*TASK ITEM*.
Each line below must be reproduced exactly as it stands. Pictures stay out of the copy.

*SUPPLIED RECORDS*.

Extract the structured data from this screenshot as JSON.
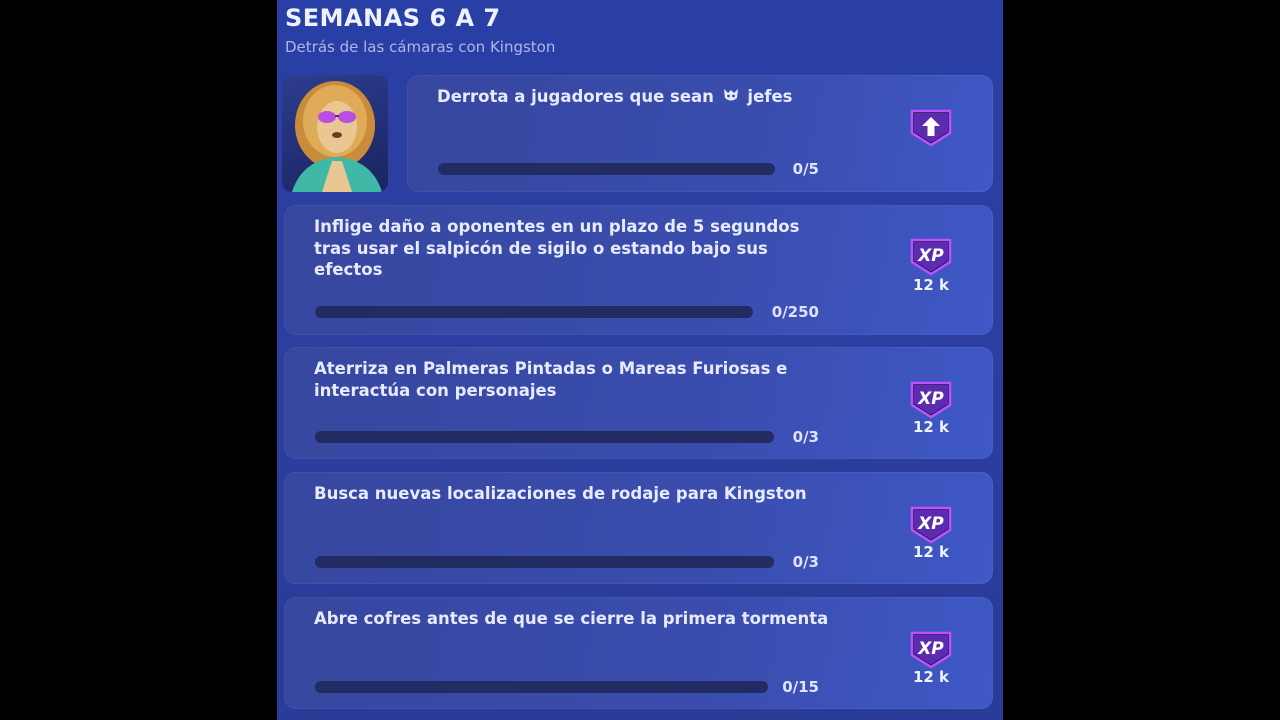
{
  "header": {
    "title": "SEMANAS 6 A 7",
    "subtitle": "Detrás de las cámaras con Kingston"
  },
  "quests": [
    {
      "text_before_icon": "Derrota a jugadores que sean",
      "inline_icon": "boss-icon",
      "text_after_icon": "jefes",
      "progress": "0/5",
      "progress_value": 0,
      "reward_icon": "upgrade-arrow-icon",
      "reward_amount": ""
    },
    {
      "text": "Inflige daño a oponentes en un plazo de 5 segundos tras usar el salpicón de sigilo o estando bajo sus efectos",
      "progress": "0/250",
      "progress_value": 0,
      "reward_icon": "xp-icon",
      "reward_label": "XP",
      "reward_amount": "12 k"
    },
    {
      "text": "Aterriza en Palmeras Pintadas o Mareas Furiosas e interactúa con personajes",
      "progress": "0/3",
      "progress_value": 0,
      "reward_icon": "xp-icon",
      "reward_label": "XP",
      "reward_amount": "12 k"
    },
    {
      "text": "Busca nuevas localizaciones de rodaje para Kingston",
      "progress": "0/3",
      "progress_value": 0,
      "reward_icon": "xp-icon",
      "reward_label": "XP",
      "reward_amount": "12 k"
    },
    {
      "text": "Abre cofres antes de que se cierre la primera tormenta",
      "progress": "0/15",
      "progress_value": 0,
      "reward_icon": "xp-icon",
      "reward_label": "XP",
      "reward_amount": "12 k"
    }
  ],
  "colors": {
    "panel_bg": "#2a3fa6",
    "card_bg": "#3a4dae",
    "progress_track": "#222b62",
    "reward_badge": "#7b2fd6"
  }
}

*RESULT OF THIS TASK*.
Extract the structured data from this screenshot as JSON.
{
  "header": {
    "title": "SEMANAS 6 A 7",
    "subtitle": "Detrás de las cámaras con Kingston"
  },
  "quests": [
    {
      "text_before_icon": "Derrota a jugadores que sean",
      "inline_icon": "boss-icon",
      "text_after_icon": "jefes",
      "progress": "0/5",
      "progress_value": 0,
      "reward_icon": "upgrade-arrow-icon",
      "reward_amount": ""
    },
    {
      "text": "Inflige daño a oponentes en un plazo de 5 segundos tras usar el salpicón de sigilo o estando bajo sus efectos",
      "progress": "0/250",
      "progress_value": 0,
      "reward_icon": "xp-icon",
      "reward_label": "XP",
      "reward_amount": "12 k"
    },
    {
      "text": "Aterriza en Palmeras Pintadas o Mareas Furiosas e interactúa con personajes",
      "progress": "0/3",
      "progress_value": 0,
      "reward_icon": "xp-icon",
      "reward_label": "XP",
      "reward_amount": "12 k"
    },
    {
      "text": "Busca nuevas localizaciones de rodaje para Kingston",
      "progress": "0/3",
      "progress_value": 0,
      "reward_icon": "xp-icon",
      "reward_label": "XP",
      "reward_amount": "12 k"
    },
    {
      "text": "Abre cofres antes de que se cierre la primera tormenta",
      "progress": "0/15",
      "progress_value": 0,
      "reward_icon": "xp-icon",
      "reward_label": "XP",
      "reward_amount": "12 k"
    }
  ],
  "colors": {
    "panel_bg": "#2a3fa6",
    "card_bg": "#3a4dae",
    "progress_track": "#222b62",
    "reward_badge": "#7b2fd6"
  }
}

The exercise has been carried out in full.